Keeping every line intact, print the records that follow.

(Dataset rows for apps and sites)
====================

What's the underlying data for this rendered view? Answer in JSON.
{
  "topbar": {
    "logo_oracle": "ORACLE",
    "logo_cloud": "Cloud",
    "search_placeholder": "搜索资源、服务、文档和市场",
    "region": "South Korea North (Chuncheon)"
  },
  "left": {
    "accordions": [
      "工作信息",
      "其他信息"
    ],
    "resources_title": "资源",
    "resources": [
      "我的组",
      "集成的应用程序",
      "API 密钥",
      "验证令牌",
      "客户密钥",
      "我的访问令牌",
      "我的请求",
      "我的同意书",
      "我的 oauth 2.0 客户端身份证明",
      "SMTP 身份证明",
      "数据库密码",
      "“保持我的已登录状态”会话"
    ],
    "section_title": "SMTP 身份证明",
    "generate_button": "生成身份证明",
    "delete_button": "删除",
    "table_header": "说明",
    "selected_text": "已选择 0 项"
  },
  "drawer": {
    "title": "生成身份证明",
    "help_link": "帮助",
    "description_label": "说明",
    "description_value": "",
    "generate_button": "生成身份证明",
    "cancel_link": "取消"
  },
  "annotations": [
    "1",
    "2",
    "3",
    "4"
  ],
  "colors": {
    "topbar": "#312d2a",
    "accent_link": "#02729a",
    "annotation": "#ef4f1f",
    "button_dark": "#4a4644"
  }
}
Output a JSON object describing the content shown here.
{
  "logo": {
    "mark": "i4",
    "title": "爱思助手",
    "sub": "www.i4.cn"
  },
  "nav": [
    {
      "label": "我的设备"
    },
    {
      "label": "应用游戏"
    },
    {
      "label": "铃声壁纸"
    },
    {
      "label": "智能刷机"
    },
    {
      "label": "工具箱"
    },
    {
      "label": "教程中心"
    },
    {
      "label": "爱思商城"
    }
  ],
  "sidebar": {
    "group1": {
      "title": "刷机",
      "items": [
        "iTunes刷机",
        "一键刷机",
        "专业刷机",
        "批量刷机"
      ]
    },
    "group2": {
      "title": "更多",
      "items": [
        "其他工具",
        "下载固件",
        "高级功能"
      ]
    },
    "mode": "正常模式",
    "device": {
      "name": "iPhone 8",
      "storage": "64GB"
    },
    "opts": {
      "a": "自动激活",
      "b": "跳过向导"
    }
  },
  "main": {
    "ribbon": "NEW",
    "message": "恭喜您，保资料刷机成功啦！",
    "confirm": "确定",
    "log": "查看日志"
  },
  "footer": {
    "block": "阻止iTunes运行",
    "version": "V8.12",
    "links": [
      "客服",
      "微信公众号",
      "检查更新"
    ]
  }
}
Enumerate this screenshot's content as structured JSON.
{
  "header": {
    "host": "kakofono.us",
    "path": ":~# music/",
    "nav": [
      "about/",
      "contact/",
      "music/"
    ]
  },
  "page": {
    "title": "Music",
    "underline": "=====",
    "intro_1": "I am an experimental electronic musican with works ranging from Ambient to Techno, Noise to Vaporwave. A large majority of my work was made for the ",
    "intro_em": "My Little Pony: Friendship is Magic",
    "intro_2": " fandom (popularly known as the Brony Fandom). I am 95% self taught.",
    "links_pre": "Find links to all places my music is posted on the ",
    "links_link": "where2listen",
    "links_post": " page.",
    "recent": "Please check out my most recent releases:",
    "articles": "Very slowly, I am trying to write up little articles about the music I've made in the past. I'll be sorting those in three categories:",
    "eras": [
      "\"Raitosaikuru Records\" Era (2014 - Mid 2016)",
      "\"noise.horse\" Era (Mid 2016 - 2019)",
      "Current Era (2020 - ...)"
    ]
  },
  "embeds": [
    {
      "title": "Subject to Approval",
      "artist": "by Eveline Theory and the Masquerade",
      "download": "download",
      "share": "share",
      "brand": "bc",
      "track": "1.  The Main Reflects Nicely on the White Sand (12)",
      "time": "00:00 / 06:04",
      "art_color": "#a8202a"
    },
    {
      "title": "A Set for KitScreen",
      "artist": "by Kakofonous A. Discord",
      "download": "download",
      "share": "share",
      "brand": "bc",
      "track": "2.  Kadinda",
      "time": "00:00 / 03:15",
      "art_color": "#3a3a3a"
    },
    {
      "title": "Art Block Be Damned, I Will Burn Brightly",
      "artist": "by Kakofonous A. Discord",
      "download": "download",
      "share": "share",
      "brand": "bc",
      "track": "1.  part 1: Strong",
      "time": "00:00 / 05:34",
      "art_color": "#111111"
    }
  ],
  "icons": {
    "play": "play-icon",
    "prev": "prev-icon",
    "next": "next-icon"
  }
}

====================

- Result for this task:
What's the underlying data for this rendered view? Answer in JSON.
{
  "topbar": {
    "logo_oracle": "ORACLE",
    "logo_cloud": "Cloud",
    "search_placeholder": "搜索资源、服务、文档和市场",
    "region": "South Korea North (Chuncheon)"
  },
  "left": {
    "accordions": [
      "工作信息",
      "其他信息"
    ],
    "resources_title": "资源",
    "resources": [
      "我的组",
      "集成的应用程序",
      "API 密钥",
      "验证令牌",
      "客户密钥",
      "我的访问令牌",
      "我的请求",
      "我的同意书",
      "我的 oauth 2.0 客户端身份证明",
      "SMTP 身份证明",
      "数据库密码",
      "“保持我的已登录状态”会话"
    ],
    "section_title": "SMTP 身份证明",
    "generate_button": "生成身份证明",
    "delete_button": "删除",
    "table_header": "说明",
    "selected_text": "已选择 0 项"
  },
  "drawer": {
    "title": "生成身份证明",
    "help_link": "帮助",
    "description_label": "说明",
    "description_value": "",
    "generate_button": "生成身份证明",
    "cancel_link": "取消"
  },
  "annotations": [
    "1",
    "2",
    "3",
    "4"
  ],
  "colors": {
    "topbar": "#312d2a",
    "accent_link": "#02729a",
    "annotation": "#ef4f1f",
    "button_dark": "#4a4644"
  }
}
Output a JSON object describing the content shown here.
{
  "logo": {
    "mark": "i4",
    "title": "爱思助手",
    "sub": "www.i4.cn"
  },
  "nav": [
    {
      "label": "我的设备"
    },
    {
      "label": "应用游戏"
    },
    {
      "label": "铃声壁纸"
    },
    {
      "label": "智能刷机"
    },
    {
      "label": "工具箱"
    },
    {
      "label": "教程中心"
    },
    {
      "label": "爱思商城"
    }
  ],
  "sidebar": {
    "group1": {
      "title": "刷机",
      "items": [
        "iTunes刷机",
        "一键刷机",
        "专业刷机",
        "批量刷机"
      ]
    },
    "group2": {
      "title": "更多",
      "items": [
        "其他工具",
        "下载固件",
        "高级功能"
      ]
    },
    "mode": "正常模式",
    "device": {
      "name": "iPhone 8",
      "storage": "64GB"
    },
    "opts": {
      "a": "自动激活",
      "b": "跳过向导"
    }
  },
  "main": {
    "ribbon": "NEW",
    "message": "恭喜您，保资料刷机成功啦！",
    "confirm": "确定",
    "log": "查看日志"
  },
  "footer": {
    "block": "阻止iTunes运行",
    "version": "V8.12",
    "links": [
      "客服",
      "微信公众号",
      "检查更新"
    ]
  }
}
Enumerate this screenshot's content as structured JSON.
{
  "header": {
    "host": "kakofono.us",
    "path": ":~# music/",
    "nav": [
      "about/",
      "contact/",
      "music/"
    ]
  },
  "page": {
    "title": "Music",
    "underline": "=====",
    "intro_1": "I am an experimental electronic musican with works ranging from Ambient to Techno, Noise to Vaporwave. A large majority of my work was made for the ",
    "intro_em": "My Little Pony: Friendship is Magic",
    "intro_2": " fandom (popularly known as the Brony Fandom). I am 95% self taught.",
    "links_pre": "Find links to all places my music is posted on the ",
    "links_link": "where2listen",
    "links_post": " page.",
    "recent": "Please check out my most recent releases:",
    "articles": "Very slowly, I am trying to write up little articles about the music I've made in the past. I'll be sorting those in three categories:",
    "eras": [
      "\"Raitosaikuru Records\" Era (2014 - Mid 2016)",
      "\"noise.horse\" Era (Mid 2016 - 2019)",
      "Current Era (2020 - ...)"
    ]
  },
  "embeds": [
    {
      "title": "Subject to Approval",
      "artist": "by Eveline Theory and the Masquerade",
      "download": "download",
      "share": "share",
      "brand": "bc",
      "track": "1.  The Main Reflects Nicely on the White Sand (12)",
      "time": "00:00 / 06:04",
      "art_color": "#a8202a"
    },
    {
      "title": "A Set for KitScreen",
      "artist": "by Kakofonous A. Discord",
      "download": "download",
      "share": "share",
      "brand": "bc",
      "track": "2.  Kadinda",
      "time": "00:00 / 03:15",
      "art_color": "#3a3a3a"
    },
    {
      "title": "Art Block Be Damned, I Will Burn Brightly",
      "artist": "by Kakofonous A. Discord",
      "download": "download",
      "share": "share",
      "brand": "bc",
      "track": "1.  part 1: Strong",
      "time": "00:00 / 05:34",
      "art_color": "#111111"
    }
  ],
  "icons": {
    "play": "play-icon",
    "prev": "prev-icon",
    "next": "next-icon"
  }
}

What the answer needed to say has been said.